Single or double strings?
Not seldom do we hear the opinion voiced that lutes were earlier all strung in courses or ranks, that is with double strings, and that this double-stringing is in fact the prime marker of a “real” lute. This is false.
Single stringing occurs regularly in earlier centuries for instruments of the lute family: theorbos, along with archlutes, chitarrones and gallichons, were strung over the fingerboard with sometimes single and sometimes double courses; while the angelica, tuned throughout like a diatonic harp yet without doubt an authentic historical lute, was exclusively single strung.

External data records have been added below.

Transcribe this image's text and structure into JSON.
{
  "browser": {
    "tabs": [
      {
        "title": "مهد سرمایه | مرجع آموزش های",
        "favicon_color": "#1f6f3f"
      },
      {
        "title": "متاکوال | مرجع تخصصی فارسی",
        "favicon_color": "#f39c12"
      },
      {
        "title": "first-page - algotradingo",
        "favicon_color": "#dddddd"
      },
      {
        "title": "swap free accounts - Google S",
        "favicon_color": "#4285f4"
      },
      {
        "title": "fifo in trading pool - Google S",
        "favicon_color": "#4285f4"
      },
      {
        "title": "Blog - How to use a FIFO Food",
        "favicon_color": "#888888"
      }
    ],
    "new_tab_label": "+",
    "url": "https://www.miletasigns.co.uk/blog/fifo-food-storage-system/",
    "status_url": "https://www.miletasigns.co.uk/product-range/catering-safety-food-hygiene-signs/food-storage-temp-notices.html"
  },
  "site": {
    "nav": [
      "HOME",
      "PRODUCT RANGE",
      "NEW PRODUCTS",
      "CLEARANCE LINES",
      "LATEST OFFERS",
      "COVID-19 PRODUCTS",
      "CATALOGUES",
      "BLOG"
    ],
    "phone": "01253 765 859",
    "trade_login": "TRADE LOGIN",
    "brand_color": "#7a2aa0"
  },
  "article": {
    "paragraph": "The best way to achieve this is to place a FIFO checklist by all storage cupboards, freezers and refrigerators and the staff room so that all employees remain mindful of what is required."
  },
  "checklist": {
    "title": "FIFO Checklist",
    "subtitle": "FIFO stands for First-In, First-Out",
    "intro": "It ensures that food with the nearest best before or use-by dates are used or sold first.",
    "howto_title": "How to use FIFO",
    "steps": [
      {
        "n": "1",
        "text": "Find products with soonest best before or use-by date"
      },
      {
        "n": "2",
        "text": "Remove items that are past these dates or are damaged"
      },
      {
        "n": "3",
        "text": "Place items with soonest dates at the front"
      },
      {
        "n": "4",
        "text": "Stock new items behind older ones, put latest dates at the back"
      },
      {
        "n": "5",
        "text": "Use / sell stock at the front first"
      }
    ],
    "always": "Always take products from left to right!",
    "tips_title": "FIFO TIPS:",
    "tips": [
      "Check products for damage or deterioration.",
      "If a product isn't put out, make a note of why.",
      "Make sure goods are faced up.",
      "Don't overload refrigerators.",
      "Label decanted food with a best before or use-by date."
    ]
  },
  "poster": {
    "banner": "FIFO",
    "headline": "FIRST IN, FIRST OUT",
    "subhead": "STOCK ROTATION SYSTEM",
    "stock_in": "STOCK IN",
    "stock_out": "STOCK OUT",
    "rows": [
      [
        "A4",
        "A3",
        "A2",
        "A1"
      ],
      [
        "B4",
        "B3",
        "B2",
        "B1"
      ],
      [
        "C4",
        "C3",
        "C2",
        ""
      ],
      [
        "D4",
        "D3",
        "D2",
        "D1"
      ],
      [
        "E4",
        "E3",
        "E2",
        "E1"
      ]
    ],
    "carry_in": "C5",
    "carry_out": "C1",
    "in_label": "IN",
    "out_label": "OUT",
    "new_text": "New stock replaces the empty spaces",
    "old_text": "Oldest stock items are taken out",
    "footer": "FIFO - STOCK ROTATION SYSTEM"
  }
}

Regarding the doubling of the deeper tones, the introduction of octave companions to the bass strings was originally a makeshift – particularly at the time when plectrums were being abandoned for the softer fingertips – in order to lighten the sound of the still unwound strings of very thick, plain gut with its heavy, dull tone. The same purpose was served by the placing, beneath the soundboard, of the bass bar behind the bridge, and later the invention of an extended neck or double head to lengthen the lowest strings.
Octave strings were already strongly criticised by John Dowland (1562-1626) for falsifying the harmony: “… among learned musitians that custome is left, as irregular to the rules of Musicke”.1 One actually could have finally done without them, once wound strings were invented, no later than 1670 – but they were kept for their effect of giving an imaginary fullness of tone to strings of low tension, as a kind of permanent 4-foot register.2
On baroque lutes with 8 or more bass strings tuned diatonically, the octave-doubling strings have the further drawback that the whole register can only be played monophonically, and with the thumb. To pluck with other fingers, that way striking the high string earlier, would mean hearing the subsidiary high octave before the deep note itself. But on the angelica, for example, which was single-strung throughout, the player produced three and even four-voiced chords in this low register.
I believe that the reluctance among modern composers to write works for the old lute is due not least to the restrictions apparent in the stringing. Julian Bream expressed the right instinct when he advised Benjamin Britten to give his “Nocturnal op.70” to the guitar, rather than to the lute as he had originally planned. A lute in its traditional form was in no way in a position to sound the depths of such a composition.
Double courses require a technique which rather strokes than plucks the strings, setting them in vibration parallel to the soundboard. From the point of view of optimal air and soundboard resonance, this is known to be the least effective method. Players of guitars and theorbos know they need to play the strings down “into” the instrument, in order to get the full sound. Renouncing double courses does admittedly first mean losing that silvery rustling which many enthusiasts find to be the “authentic” lute’s chief characteristic. It leads, however, in combination with the new soundboard construction and higher string tension, to a real exploitation of the enclosed air mass and to an incomparably greater range of sound-shaping possibilities.
Two strings with half-tension do not achieve the same realisation of sound as does a single string in full tension. Moreover the co-ordination of thin strings to the internal resistance, or impedance, of the soundboard deviates widely from the ideal match.
1 Dowland’s contemporaries could hardly afford to dispense with octave stringing, despite his reservations, since the sound of thick gut, unwound, on a lute of short string-length was scarcely satisfactory without them.
2 By 4-foot register is meant the supplementary set of pipes or strings on keyboard instruments which, with the depressing of a single key, automatically double the note an octave above.